Today is World Mental Health Day. This year's theme is "The Great Push: Investing in Mental Health," with a call for governments and others to invest in policies and approaches for removing barriers to mental health services and investing in prevention efforts as a cost-savings measure. In observance of this day, I feel it is important to highlight the need for policies that address the risk of child welfare workers developing secondary traumatic stress as a result of their day-to-day work; situations which may cause this include removing a child from his/her home due to abuse or neglect, the death of a child (whether on one's caseload or not), or threats/acts of verbal or physical violence by a client or community member.
Symptoms of STS are similar to those of post-secondary traumatic stress (PTSD) disorder, and include:
- Not being able to leave work at work;
- Overwhelming guilt;
- Anxiety about one's own children; and
- Sleep issues & fatigue.

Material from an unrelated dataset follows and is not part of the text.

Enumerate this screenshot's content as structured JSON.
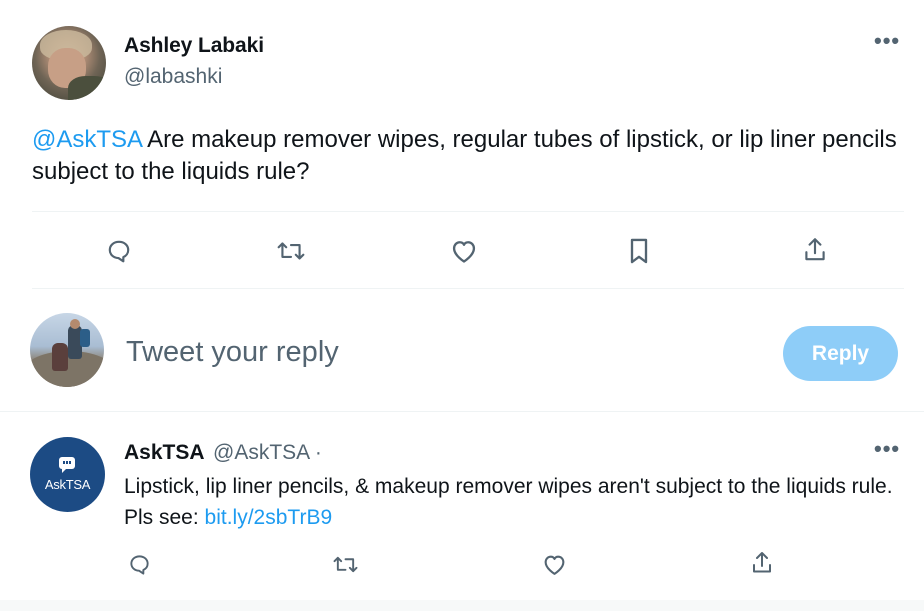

Although there is not a lot of research conducted on STS in the child welfare field, those who have written about it recommend that agencies develop policies addressing STS as an occupational hazard in the child welfare field. Policy ideas include:
- The development of Employee Assistance Programs (EAPs) and good mental health insurance coverage;

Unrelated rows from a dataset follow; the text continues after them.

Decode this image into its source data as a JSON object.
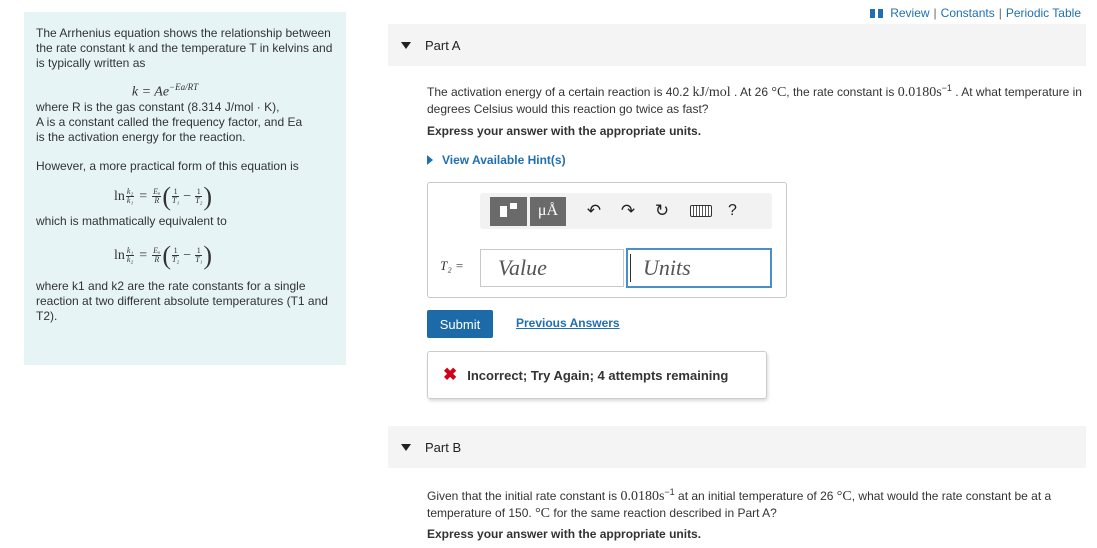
{
  "links": {
    "review": "Review",
    "sep": "|",
    "constants": "Constants",
    "periodic": "Periodic Table"
  },
  "info": {
    "intro": "The Arrhenius equation shows the relationship between the rate constant k and the temperature T in kelvins and is typically written as",
    "eq1": "k = Ae",
    "eq1_exp": "−Ea/RT",
    "where1_a": "where R is the gas constant (8.314 J/mol · K),",
    "where1_b": "A is a constant called the frequency factor, and Ea",
    "where1_c": "is the activation energy for the reaction.",
    "practical": "However, a more practical form of this equation is",
    "equiv": "which is mathmatically equivalent to",
    "where2": "where k1 and k2 are the rate constants for a single reaction at two different absolute temperatures (T1 and T2)."
  },
  "partA": {
    "label": "Part A",
    "question_a": "The activation energy of a certain reaction is 40.2",
    "question_unit1": "kJ/mol",
    "question_b": ". At 26",
    "question_unit2": "°C",
    "question_c": ", the rate constant is",
    "question_val": "0.0180s",
    "question_exp": "−1",
    "question_d": ". At what temperature in degrees Celsius would this reaction go twice as fast?",
    "instruction": "Express your answer with the appropriate units.",
    "hint": "View Available Hint(s)",
    "var_label": "T₂ =",
    "value_placeholder": "Value",
    "units_placeholder": "Units",
    "submit": "Submit",
    "previous": "Previous Answers",
    "feedback": "Incorrect; Try Again; 4 attempts remaining"
  },
  "toolbar": {
    "mu": "μÅ",
    "undo": "↶",
    "redo": "↷",
    "reset": "↻",
    "help": "?"
  },
  "partB": {
    "label": "Part B",
    "question_a": "Given that the initial rate constant is",
    "question_val": "0.0180s",
    "question_exp": "−1",
    "question_b": "at an initial temperature of 26",
    "question_unit1": "°C",
    "question_c": ", what would the rate constant be at a temperature of 150.",
    "question_unit2": "°C",
    "question_d": "for the same reaction described in Part A?",
    "instruction": "Express your answer with the appropriate units."
  }
}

- Ongoing education and training for child welfare workers on STS and coping strategies;
- The use of peer support teams; and
- Ongoing training for supervisors so they can provide effective and adequate supervision.
To date, there are no prominent state or federal policies that specifically address STS among workers in the child welfare system (although the Child Abuse Prevention
and Treatment Act indirectly addresses STS by providing grants to states for projects related to recruitment and retention of child welfare workers). Related to this issue is the fact that the child welfare system as a whole (including mental health services for those involved in this system) suffers from inadequate federal and state funding, impeding policymakers' abilities to address issues such as STS.
What are your thoughts on this issue? Do you (or someone you know) suffer from STS? How would you address STS in the workforce, if you were a policymaker or an agency director?